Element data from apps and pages
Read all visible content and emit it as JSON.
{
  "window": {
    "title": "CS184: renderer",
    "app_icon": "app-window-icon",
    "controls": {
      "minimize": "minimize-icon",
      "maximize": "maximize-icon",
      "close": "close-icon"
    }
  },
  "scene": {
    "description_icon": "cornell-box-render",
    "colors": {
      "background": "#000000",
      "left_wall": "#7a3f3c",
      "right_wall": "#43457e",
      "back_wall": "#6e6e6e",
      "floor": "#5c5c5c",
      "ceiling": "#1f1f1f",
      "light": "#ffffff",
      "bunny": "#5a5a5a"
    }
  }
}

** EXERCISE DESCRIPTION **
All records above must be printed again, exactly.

** SOLUTION FOR THIS PROBLEM **
Read all visible content and emit it as JSON.
{
  "window": {
    "title": "CS184: renderer",
    "app_icon": "app-window-icon",
    "controls": {
      "minimize": "minimize-icon",
      "maximize": "maximize-icon",
      "close": "close-icon"
    }
  },
  "scene": {
    "description_icon": "cornell-box-render",
    "colors": {
      "background": "#000000",
      "left_wall": "#7a3f3c",
      "right_wall": "#43457e",
      "back_wall": "#6e6e6e",
      "floor": "#5c5c5c",
      "ceiling": "#1f1f1f",
      "light": "#ffffff",
      "bunny": "#5a5a5a"
    }
  }
}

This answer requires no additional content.